You may have more or less categories and will need to tweak it accordingly. This works and isn’t hard to maintain when a new category is added.

Grab the fontawesome icon code from https://fontawesome.com/v5.9/icons

Change the sort order of domains in WHMCS

WHMCS is popular software used to manage a web hosting business. It works, but it can be clunky and the company frustrates me with what appears to be a culture of denial about problems. I am posting this so that hopefully other WHMCS users can find a solution to a hair-tearing problem that the company hasn’t fixed despite it being brought to their attention.

The problem:

Now that there is about 500 domains available managing them and keeping them in any sort of meaningful order is close to impossible. Wholesale prices are regularly changing and maintaining just that can be tricky. The issue is that the domains are in some sort of random order, it seems to be based on the order in which they are added to the system. That is fair enough, there has to be some sort of default, but then re-ordering them should be easy, but it is a nightmare.

See the circled handle below? The way they have it set is that you have to grab that, one at a time, and drag it to the position you want the domain.

Imagine trying to do that for 500 domains that are not in alphabetical order but you want them to be. It would be hard enough if it was simply a long list, but in a browser where you have to drag and scroll at the same time…forget it.

A solution:

This solution is a bit complex and not for the faint of heart, but if you are running a server you should have the skills to be able to follow quite easily.

Firstly, and do I even need to say this, back up your data. We are going to do that anyway, but is it possible to have too many backups?

Jump into PHPmyAdmin open the table tbldomainpricing and export it as a CSV file. This is a backup, but we are also going to manipulate it, so make a copy if you want.

Open the table in a spreadsheet, I used Google Sheets because it is so easy. Once opened you will see that column A is the domain ID, Column B is the domain name and column H is the sort order.

The first thing I did was to order the sheet by Column B, A->Z as that is what I am after, an alphabetical list.

We can immediately see the scale of the problem, ideally, Column H should be sequential numbers, it is way off.

Fortunately with spreadsheets, filling a column with sequential values is trivially easy. Firstly put the number 1 in row 1 and 2 in row 2 like this. (They yellow is just highlighting).

Next select both row 1 and row 2. The easiest way is to hold the shift key and click H1 then H2 it will look like this

The important thing to note is the handle on the bottom right of the blue square.

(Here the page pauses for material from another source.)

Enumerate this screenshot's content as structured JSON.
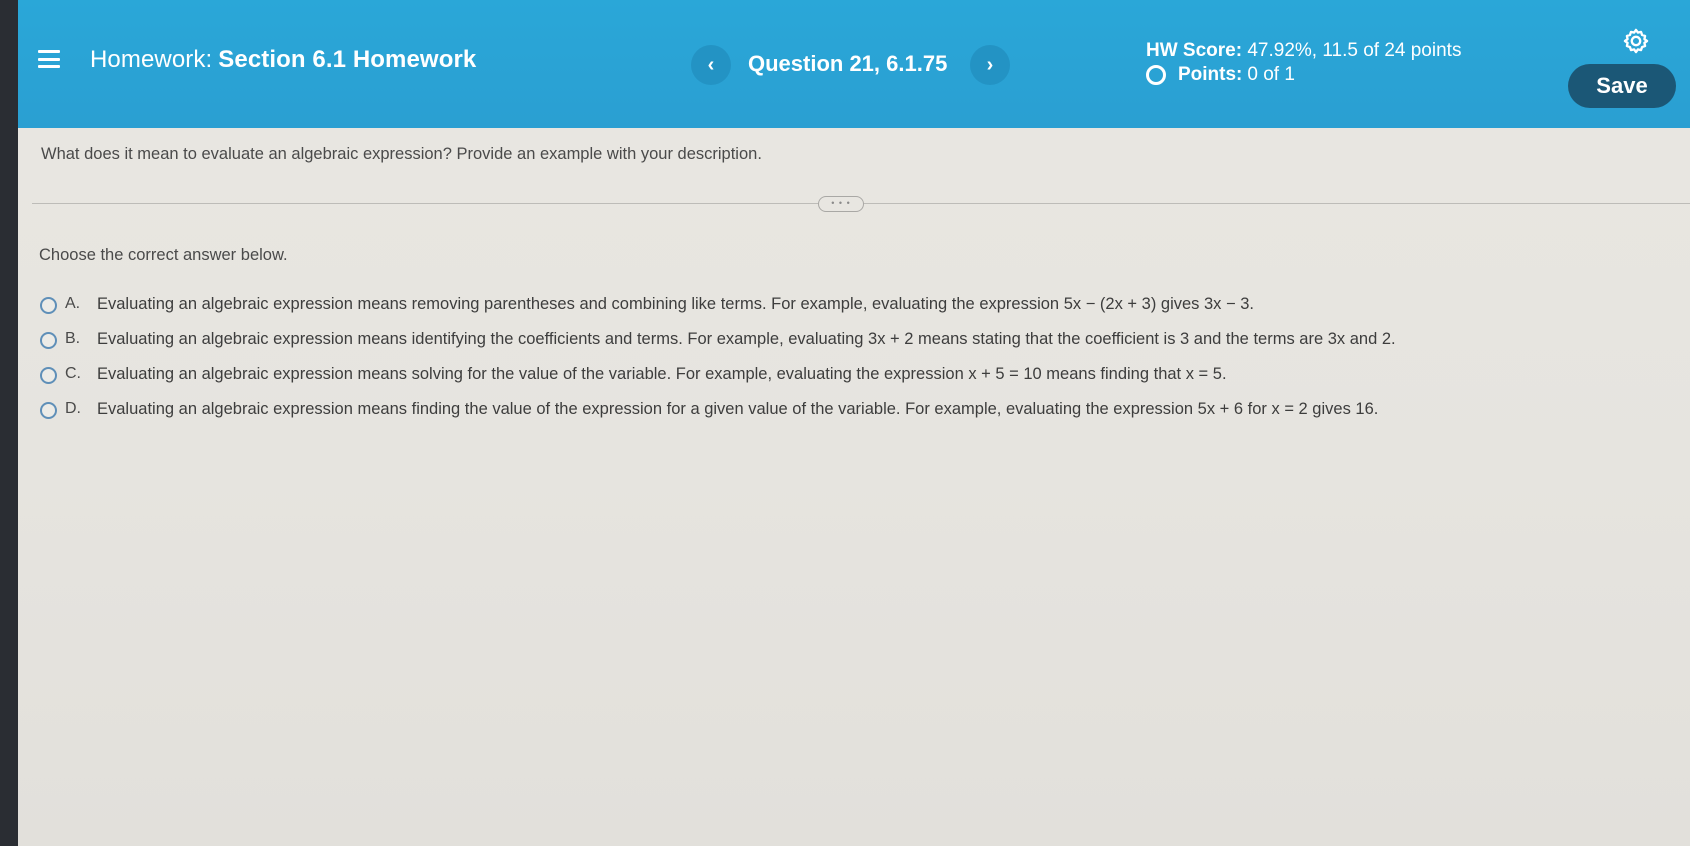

Grab it and drag it down, all the way to the bottom of the column…yeah it is tedious, but it is easy.

If you want to test, you can always drag it a little way and let it go to see the outcome.

Once you have dragged all the way to the bottom and released the handle your domains will be have the database order column (Column H) in sequential order, assuming the domain name column (Column A) was ordered alphabetically as well.

Now is your opportunity to bump any popular or featured domains to the top of the WHMCS list. Simply change the value in Column H to 0. You can have multiple identical valued domains, they will be kept in numerical order then ordered alphabetically. I am not going to elaborate on the logic here…if you aren’t following, you really shouldn’t be messing with databases.

We are ready to save the sheet or if you are in Google Sheets, you need to download it as a CSV – click file > download and in your browser you may have to click save file.

Now we are going back to PHPmyAdmin and the database. Most importantly, make sure you have that original CSV file as a backup or another way to restore your database.

Empty the tbldomainpricing table and import your CSV file, that should get your WHMCS domains in alphabetical order on your site.

Of course, it would be easier if WHMCS came up with a way to do this painlessly, and they might, but I won’t hold my breath when despite conceding the current process is difficult, their attitude is “If we receive feedback from other users in this vein then it will only help informing our prioritisation of such work.”